▶ _WHAT THE EXERCISE ASKS_:
Every record needs to come back as written, except for the pictures.
[Opening DATA section]
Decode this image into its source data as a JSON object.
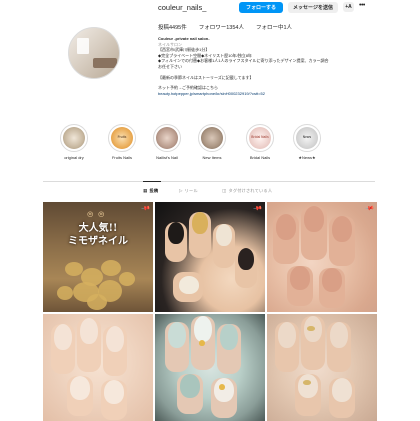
{
  "profile": {
    "username": "couleur_nails_",
    "follow_label": "フォローする",
    "message_label": "メッセージを送信",
    "person_icon_label": "+A",
    "stats": {
      "posts": "投稿4495件",
      "followers": "フォロワー1354人",
      "following": "フォロー中1人"
    },
    "bio": {
      "name": "Couleur -private nail salon-",
      "category": "ネイルサロン",
      "line1": "【西宮市/武庫川駅徒歩1分】",
      "line2": "◆完全プライベート空間◆ネイリスト歴10年/独立8年",
      "line3": "◆フィルインでの付替◆お客様1人1人のライフスタイルに寄り添ったデザイン提案、カラー調合",
      "line4": "お任せ下さい",
      "line5": "【最新の季節ネイルはストーリーズに記載してます】",
      "line6": "ネット予約→ご予約確認はこちら",
      "link": "beauty.hotpepper.jp/smartphone/kr/slnH000232919/?cstt=52"
    }
  },
  "highlights": [
    {
      "label": "original dry",
      "color": "#c7b79f",
      "inner": ""
    },
    {
      "label": "Fruits Nails",
      "color": "#e7a44a",
      "inner": "Fruits"
    },
    {
      "label": "Nailist's Nail",
      "color": "#b99b8c",
      "inner": ""
    },
    {
      "label": "New Items",
      "color": "#a8927f",
      "inner": ""
    },
    {
      "label": "Bridal Nails",
      "color": "#e9c9c4",
      "inner": "Bridal Nails"
    },
    {
      "label": "★News★",
      "color": "#cfcfcf",
      "inner": "News"
    }
  ],
  "tabs": [
    {
      "label": "投稿",
      "icon": "grid-icon",
      "active": true
    },
    {
      "label": "リール",
      "icon": "reels-icon",
      "active": false
    },
    {
      "label": "タグ付けされている人",
      "icon": "tagged-icon",
      "active": false
    }
  ],
  "posts": [
    {
      "caption": "大人気!!\nミモザネイル",
      "pinned": true
    },
    {
      "caption": "",
      "pinned": true
    },
    {
      "caption": "",
      "pinned": true
    },
    {
      "caption": "",
      "pinned": false
    },
    {
      "caption": "",
      "pinned": false
    },
    {
      "caption": "",
      "pinned": false
    }
  ],
  "colors": {
    "accent": "#0095f6",
    "link": "#00376b",
    "muted": "#8e8e8e",
    "border": "#dbdbdb"
  }
}
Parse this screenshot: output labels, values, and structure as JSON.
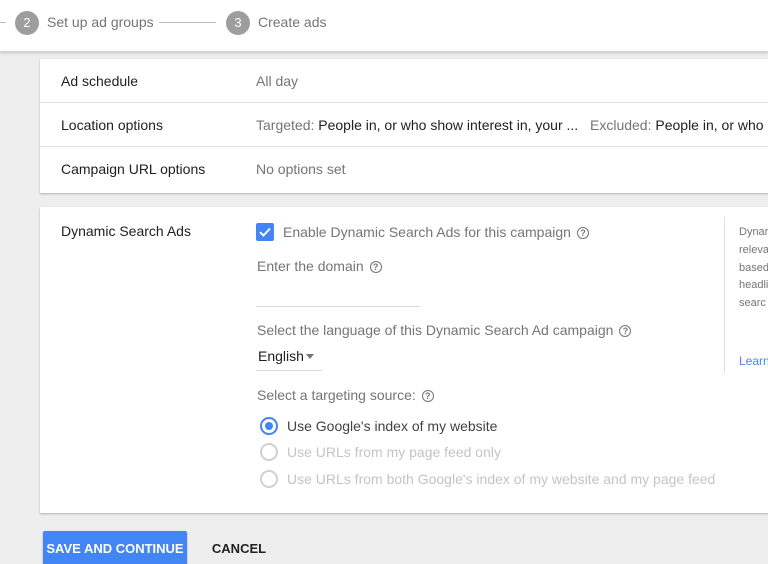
{
  "stepper": {
    "steps": [
      {
        "number": "2",
        "label": "Set up ad groups"
      },
      {
        "number": "3",
        "label": "Create ads"
      }
    ]
  },
  "settings": {
    "rows": [
      {
        "label": "Ad schedule",
        "value": "All day"
      },
      {
        "label": "Location options",
        "targeted_prefix": "Targeted:",
        "targeted_value": "People in, or who show interest in, your ...",
        "excluded_prefix": "Excluded:",
        "excluded_value": "People in, or who s"
      },
      {
        "label": "Campaign URL options",
        "value": "No options set"
      }
    ]
  },
  "dsa": {
    "title": "Dynamic Search Ads",
    "enable_label": "Enable Dynamic Search Ads for this campaign",
    "enable_checked": true,
    "domain_label": "Enter the domain",
    "domain_value": "",
    "language_label": "Select the language of this Dynamic Search Ad campaign",
    "language_value": "English",
    "targeting_label": "Select a targeting source:",
    "targeting_options": [
      {
        "label": "Use Google's index of my website",
        "selected": true,
        "enabled": true
      },
      {
        "label": "Use URLs from my page feed only",
        "selected": false,
        "enabled": false
      },
      {
        "label": "Use URLs from both Google's index of my website and my page feed",
        "selected": false,
        "enabled": false
      }
    ],
    "side_panel": {
      "text": "Dynar relevant based headli custo searc",
      "link": "Learn"
    },
    "help_icon": "?"
  },
  "actions": {
    "save_label": "SAVE AND CONTINUE",
    "cancel_label": "CANCEL"
  },
  "colors": {
    "accent": "#4285f4",
    "step_circle": "#9e9e9e",
    "background": "#eeeeee"
  }
}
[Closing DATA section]
▶ _SOLVED PROBLEM_:
Decode this image into its source data as a JSON object.
{
  "profile": {
    "username": "couleur_nails_",
    "follow_label": "フォローする",
    "message_label": "メッセージを送信",
    "person_icon_label": "+A",
    "stats": {
      "posts": "投稿4495件",
      "followers": "フォロワー1354人",
      "following": "フォロー中1人"
    },
    "bio": {
      "name": "Couleur -private nail salon-",
      "category": "ネイルサロン",
      "line1": "【西宮市/武庫川駅徒歩1分】",
      "line2": "◆完全プライベート空間◆ネイリスト歴10年/独立8年",
      "line3": "◆フィルインでの付替◆お客様1人1人のライフスタイルに寄り添ったデザイン提案、カラー調合",
      "line4": "お任せ下さい",
      "line5": "【最新の季節ネイルはストーリーズに記載してます】",
      "line6": "ネット予約→ご予約確認はこちら",
      "link": "beauty.hotpepper.jp/smartphone/kr/slnH000232919/?cstt=52"
    }
  },
  "highlights": [
    {
      "label": "original dry",
      "color": "#c7b79f",
      "inner": ""
    },
    {
      "label": "Fruits Nails",
      "color": "#e7a44a",
      "inner": "Fruits"
    },
    {
      "label": "Nailist's Nail",
      "color": "#b99b8c",
      "inner": ""
    },
    {
      "label": "New Items",
      "color": "#a8927f",
      "inner": ""
    },
    {
      "label": "Bridal Nails",
      "color": "#e9c9c4",
      "inner": "Bridal Nails"
    },
    {
      "label": "★News★",
      "color": "#cfcfcf",
      "inner": "News"
    }
  ],
  "tabs": [
    {
      "label": "投稿",
      "icon": "grid-icon",
      "active": true
    },
    {
      "label": "リール",
      "icon": "reels-icon",
      "active": false
    },
    {
      "label": "タグ付けされている人",
      "icon": "tagged-icon",
      "active": false
    }
  ],
  "posts": [
    {
      "caption": "大人気!!\nミモザネイル",
      "pinned": true
    },
    {
      "caption": "",
      "pinned": true
    },
    {
      "caption": "",
      "pinned": true
    },
    {
      "caption": "",
      "pinned": false
    },
    {
      "caption": "",
      "pinned": false
    },
    {
      "caption": "",
      "pinned": false
    }
  ],
  "colors": {
    "accent": "#0095f6",
    "link": "#00376b",
    "muted": "#8e8e8e",
    "border": "#dbdbdb"
  }
}
Parse this screenshot: output labels, values, and structure as JSON.
{
  "stepper": {
    "steps": [
      {
        "number": "2",
        "label": "Set up ad groups"
      },
      {
        "number": "3",
        "label": "Create ads"
      }
    ]
  },
  "settings": {
    "rows": [
      {
        "label": "Ad schedule",
        "value": "All day"
      },
      {
        "label": "Location options",
        "targeted_prefix": "Targeted:",
        "targeted_value": "People in, or who show interest in, your ...",
        "excluded_prefix": "Excluded:",
        "excluded_value": "People in, or who s"
      },
      {
        "label": "Campaign URL options",
        "value": "No options set"
      }
    ]
  },
  "dsa": {
    "title": "Dynamic Search Ads",
    "enable_label": "Enable Dynamic Search Ads for this campaign",
    "enable_checked": true,
    "domain_label": "Enter the domain",
    "domain_value": "",
    "language_label": "Select the language of this Dynamic Search Ad campaign",
    "language_value": "English",
    "targeting_label": "Select a targeting source:",
    "targeting_options": [
      {
        "label": "Use Google's index of my website",
        "selected": true,
        "enabled": true
      },
      {
        "label": "Use URLs from my page feed only",
        "selected": false,
        "enabled": false
      },
      {
        "label": "Use URLs from both Google's index of my website and my page feed",
        "selected": false,
        "enabled": false
      }
    ],
    "side_panel": {
      "text": "Dynar relevant based headli custo searc",
      "link": "Learn"
    },
    "help_icon": "?"
  },
  "actions": {
    "save_label": "SAVE AND CONTINUE",
    "cancel_label": "CANCEL"
  },
  "colors": {
    "accent": "#4285f4",
    "step_circle": "#9e9e9e",
    "background": "#eeeeee"
  }
}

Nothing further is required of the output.